“Hello,” she said. “We haven’t met yet. I’m Miss Angela.”

I introduced myself, and tried to make a hasty departure, because I was running late. Abby clung to my leg and didn’t want me to go. But she’s shy, like me, so it probably had nothing to do with Miss Angela. Nevertheless, when I got home I asked Monty why he hadn’t mentioned the new teacher.

He replied, “I don’t know. I thought you knew already.”

I didn’t. The teachers in the morning are different than in the afternoon. “So who is this Miss Angela?” I drilled him. “What’s her background? Does she seem good with the kids? Can we trust her with Abby?”

Monty told me to calm down and relax. “She’s great,” he said. And he left it at that. Annoying.

So I pressed him some more, and he listed off dozens of reasons for why she’s wonderful enough to entrust her with our child.

“You’d better not be making all this up, just to keep me quiet,” I said.

He laughed like I had said something funny.

It’s not that I’m normally a distrustful person. But this is my child. Any mother can understand. You don’t leave your child with just anyone.

Which brings me to another point. In an AP-GfK poll released on Friday, Americans were found to favor Obama to Romney on social issues, 52% to 36%.

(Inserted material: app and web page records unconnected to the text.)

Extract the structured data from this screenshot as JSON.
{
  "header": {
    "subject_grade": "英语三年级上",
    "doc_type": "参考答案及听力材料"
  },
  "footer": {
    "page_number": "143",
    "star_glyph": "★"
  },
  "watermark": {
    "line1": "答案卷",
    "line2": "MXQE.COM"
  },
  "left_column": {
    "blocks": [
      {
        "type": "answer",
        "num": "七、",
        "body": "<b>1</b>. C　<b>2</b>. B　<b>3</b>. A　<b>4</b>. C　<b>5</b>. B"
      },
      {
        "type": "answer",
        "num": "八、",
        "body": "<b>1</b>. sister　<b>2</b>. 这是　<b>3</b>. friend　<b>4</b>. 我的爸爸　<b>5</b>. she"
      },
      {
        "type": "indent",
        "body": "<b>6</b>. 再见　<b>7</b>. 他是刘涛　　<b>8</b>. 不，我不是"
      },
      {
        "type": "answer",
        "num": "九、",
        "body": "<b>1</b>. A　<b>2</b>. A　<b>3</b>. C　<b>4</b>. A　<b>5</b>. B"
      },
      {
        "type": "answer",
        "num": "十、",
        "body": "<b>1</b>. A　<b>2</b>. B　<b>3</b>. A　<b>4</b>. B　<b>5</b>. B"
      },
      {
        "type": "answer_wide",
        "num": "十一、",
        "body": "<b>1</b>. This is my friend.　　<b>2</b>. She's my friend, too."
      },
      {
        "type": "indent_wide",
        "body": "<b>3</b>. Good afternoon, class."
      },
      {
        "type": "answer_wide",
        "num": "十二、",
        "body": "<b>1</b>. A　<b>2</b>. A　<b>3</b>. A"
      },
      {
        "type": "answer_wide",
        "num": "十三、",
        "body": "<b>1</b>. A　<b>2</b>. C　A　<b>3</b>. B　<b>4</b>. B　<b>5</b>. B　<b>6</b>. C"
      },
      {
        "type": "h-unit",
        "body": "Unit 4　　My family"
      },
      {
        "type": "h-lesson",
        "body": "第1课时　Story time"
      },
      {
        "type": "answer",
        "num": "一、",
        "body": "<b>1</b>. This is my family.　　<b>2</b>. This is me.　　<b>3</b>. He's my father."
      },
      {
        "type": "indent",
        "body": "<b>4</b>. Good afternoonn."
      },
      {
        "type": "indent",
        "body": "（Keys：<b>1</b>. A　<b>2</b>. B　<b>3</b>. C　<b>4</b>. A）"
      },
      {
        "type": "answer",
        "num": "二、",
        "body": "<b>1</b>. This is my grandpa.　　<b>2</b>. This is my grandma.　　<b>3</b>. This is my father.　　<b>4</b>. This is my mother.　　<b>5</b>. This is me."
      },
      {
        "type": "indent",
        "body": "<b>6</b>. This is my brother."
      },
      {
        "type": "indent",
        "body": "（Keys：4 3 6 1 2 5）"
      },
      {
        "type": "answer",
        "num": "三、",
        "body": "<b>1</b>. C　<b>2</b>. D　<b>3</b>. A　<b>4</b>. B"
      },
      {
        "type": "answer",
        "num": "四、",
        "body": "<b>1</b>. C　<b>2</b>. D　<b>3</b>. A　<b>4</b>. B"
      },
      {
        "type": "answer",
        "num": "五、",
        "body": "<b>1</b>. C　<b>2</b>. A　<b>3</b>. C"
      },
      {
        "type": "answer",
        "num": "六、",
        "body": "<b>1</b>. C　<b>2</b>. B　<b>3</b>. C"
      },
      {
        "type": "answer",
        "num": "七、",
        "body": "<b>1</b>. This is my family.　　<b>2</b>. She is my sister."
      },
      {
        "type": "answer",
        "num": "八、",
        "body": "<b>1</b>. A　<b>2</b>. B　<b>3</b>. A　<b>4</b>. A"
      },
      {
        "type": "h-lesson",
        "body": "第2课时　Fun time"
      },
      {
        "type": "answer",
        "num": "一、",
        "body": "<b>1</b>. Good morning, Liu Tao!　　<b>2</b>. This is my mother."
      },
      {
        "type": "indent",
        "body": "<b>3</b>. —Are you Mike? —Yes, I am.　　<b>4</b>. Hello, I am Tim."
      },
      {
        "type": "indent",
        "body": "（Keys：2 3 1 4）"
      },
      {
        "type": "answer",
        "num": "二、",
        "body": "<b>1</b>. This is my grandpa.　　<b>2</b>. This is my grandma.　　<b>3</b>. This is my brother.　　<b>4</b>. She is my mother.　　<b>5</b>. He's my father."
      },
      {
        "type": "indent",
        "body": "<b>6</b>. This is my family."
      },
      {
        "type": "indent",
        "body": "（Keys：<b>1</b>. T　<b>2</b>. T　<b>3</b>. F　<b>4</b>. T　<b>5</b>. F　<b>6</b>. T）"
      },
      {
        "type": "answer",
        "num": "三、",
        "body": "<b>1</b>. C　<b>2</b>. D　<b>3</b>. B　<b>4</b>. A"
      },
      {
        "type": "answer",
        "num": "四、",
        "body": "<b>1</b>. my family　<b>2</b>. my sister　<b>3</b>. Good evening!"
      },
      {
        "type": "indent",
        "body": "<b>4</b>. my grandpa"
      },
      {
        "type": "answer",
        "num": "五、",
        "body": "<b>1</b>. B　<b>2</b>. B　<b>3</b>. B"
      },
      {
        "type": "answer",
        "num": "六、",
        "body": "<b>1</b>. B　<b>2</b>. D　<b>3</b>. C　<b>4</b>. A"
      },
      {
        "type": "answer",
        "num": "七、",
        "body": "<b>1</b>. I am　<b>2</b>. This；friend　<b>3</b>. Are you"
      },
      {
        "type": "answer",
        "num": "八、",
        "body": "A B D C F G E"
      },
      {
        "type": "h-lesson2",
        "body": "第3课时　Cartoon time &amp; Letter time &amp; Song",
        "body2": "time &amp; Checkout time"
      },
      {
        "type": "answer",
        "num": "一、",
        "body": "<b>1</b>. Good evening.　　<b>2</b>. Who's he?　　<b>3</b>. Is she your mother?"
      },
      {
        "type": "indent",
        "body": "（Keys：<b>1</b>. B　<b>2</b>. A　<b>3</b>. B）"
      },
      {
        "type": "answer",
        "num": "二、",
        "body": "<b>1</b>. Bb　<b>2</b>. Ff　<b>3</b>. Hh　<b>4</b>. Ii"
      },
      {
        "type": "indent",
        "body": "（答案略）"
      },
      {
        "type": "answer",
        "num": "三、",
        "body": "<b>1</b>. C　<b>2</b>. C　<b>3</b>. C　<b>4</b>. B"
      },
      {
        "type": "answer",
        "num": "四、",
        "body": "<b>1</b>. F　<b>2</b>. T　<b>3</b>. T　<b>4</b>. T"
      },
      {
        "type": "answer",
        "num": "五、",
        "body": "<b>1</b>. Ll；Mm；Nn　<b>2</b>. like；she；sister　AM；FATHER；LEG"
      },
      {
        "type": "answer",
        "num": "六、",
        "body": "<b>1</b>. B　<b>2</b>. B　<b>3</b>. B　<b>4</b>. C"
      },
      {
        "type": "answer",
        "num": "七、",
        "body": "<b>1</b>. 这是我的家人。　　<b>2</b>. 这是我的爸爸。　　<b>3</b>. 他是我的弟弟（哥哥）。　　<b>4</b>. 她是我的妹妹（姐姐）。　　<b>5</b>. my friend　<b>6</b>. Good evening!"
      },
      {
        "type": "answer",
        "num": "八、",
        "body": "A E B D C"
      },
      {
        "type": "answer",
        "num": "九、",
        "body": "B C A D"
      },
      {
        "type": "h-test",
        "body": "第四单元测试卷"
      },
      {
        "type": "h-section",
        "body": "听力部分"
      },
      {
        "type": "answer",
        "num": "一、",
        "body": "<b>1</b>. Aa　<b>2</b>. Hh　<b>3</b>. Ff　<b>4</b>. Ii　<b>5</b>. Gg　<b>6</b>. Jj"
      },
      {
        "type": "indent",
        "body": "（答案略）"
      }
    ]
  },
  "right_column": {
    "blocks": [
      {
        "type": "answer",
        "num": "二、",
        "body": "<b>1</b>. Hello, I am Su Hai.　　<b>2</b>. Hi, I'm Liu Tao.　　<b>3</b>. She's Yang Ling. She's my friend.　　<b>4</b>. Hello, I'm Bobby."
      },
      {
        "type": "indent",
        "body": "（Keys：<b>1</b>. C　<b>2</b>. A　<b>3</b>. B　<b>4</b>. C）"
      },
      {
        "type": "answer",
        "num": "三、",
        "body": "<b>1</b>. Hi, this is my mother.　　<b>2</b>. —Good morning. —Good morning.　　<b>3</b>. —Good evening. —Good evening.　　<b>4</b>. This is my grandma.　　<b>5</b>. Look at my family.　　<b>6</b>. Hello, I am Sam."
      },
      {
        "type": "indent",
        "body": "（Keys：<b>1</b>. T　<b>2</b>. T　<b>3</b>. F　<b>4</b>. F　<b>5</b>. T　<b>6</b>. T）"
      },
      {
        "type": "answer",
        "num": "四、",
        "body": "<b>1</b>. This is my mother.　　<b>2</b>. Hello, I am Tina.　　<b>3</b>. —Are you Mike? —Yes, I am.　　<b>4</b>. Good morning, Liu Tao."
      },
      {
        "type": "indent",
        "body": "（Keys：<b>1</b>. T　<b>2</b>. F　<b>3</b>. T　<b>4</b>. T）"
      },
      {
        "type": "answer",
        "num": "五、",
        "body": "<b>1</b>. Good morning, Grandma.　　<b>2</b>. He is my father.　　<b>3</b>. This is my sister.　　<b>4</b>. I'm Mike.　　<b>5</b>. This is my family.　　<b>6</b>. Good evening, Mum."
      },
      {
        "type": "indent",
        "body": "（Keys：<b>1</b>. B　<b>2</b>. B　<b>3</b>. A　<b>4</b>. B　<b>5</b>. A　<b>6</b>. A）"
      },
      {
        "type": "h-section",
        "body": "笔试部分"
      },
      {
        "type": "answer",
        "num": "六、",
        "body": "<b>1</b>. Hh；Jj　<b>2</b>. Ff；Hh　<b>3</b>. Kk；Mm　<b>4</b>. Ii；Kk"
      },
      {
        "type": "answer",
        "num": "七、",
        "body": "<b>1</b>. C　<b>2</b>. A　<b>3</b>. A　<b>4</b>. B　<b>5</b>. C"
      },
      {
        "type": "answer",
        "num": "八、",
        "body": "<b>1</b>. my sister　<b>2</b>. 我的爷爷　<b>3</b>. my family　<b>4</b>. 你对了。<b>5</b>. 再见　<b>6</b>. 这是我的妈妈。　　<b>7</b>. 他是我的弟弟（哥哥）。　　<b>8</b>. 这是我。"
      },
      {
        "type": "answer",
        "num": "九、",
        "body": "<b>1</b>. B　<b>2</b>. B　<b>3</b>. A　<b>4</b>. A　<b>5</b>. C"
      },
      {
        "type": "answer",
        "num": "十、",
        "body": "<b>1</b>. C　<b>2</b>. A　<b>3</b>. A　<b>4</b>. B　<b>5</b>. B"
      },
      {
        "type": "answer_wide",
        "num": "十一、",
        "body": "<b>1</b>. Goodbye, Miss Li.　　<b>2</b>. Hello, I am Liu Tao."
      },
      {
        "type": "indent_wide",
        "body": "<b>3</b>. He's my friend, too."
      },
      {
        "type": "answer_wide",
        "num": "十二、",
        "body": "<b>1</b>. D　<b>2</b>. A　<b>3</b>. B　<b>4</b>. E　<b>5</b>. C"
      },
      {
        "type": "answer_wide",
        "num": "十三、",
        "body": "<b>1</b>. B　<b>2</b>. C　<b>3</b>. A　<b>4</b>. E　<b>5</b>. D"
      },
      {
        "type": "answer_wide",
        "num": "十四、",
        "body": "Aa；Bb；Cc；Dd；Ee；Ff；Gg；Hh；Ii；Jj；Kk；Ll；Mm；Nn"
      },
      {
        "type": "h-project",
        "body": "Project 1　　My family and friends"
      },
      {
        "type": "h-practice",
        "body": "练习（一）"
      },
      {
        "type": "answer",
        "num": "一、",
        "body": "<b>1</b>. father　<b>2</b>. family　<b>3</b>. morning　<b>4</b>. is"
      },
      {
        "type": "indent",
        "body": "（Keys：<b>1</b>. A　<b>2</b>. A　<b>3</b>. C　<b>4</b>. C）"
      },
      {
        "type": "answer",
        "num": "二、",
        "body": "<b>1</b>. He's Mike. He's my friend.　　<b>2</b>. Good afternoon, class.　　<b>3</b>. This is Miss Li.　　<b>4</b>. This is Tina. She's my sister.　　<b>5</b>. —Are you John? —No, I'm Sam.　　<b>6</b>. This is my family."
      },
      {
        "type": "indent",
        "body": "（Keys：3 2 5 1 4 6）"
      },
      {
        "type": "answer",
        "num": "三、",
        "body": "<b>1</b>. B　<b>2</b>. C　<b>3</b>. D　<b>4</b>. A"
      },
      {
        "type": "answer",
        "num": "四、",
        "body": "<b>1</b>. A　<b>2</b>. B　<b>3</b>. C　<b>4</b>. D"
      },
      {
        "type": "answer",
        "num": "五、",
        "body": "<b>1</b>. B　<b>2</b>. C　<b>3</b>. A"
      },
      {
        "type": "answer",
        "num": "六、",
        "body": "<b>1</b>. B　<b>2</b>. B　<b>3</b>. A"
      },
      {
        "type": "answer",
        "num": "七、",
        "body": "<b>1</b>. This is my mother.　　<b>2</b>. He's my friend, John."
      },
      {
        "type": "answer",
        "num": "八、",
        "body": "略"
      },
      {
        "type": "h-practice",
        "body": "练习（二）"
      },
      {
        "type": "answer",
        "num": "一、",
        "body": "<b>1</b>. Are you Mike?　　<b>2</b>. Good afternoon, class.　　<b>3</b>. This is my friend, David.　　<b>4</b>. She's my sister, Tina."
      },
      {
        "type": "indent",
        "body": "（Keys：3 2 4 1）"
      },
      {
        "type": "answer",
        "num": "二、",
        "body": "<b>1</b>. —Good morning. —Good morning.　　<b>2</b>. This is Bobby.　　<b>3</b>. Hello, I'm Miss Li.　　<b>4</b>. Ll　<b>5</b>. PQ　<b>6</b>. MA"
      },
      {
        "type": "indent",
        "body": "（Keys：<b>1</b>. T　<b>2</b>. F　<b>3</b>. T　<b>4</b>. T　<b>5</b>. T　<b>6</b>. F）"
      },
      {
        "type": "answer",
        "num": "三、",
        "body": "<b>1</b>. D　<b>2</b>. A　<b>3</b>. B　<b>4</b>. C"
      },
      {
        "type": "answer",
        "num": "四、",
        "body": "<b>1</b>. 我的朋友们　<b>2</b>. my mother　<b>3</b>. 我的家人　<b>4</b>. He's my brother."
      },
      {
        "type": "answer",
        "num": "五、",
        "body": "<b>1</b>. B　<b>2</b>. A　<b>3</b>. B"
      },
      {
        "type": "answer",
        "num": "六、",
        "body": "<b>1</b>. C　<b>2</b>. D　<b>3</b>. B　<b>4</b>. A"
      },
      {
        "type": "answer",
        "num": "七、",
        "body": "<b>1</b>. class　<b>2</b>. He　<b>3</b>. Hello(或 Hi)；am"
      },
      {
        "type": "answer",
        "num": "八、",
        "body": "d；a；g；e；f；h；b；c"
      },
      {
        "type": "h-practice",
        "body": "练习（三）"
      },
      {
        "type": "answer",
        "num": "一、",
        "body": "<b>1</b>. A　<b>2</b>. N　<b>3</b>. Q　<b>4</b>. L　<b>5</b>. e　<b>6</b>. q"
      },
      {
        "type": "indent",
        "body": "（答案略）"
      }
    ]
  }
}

Social issues. That’s the personal stuff, the deep issues that strike you at the heart of who you are. These are life and death issues, like health care, education, poverty, and equal rights. Yet Democrats are clinging to this hope that it will be enough for Obama to have an edge in social issues, since people are still faulting him for the economy.

I just don’t get it. How can money be the most important thing? I wouldn’t want a venture capitalist caring for my child, and I also don’t want one running my country. I’m not saying the handling of the economy isn’t important. But to me, it’s never been the most important thing.

I want someone whom I can trust.

I told Monty this, and he asked, “Does that mean you’d rather have Miss Angela as president than Mitt Romney?”

Maybe. But I’d need to know her views on the social issues first.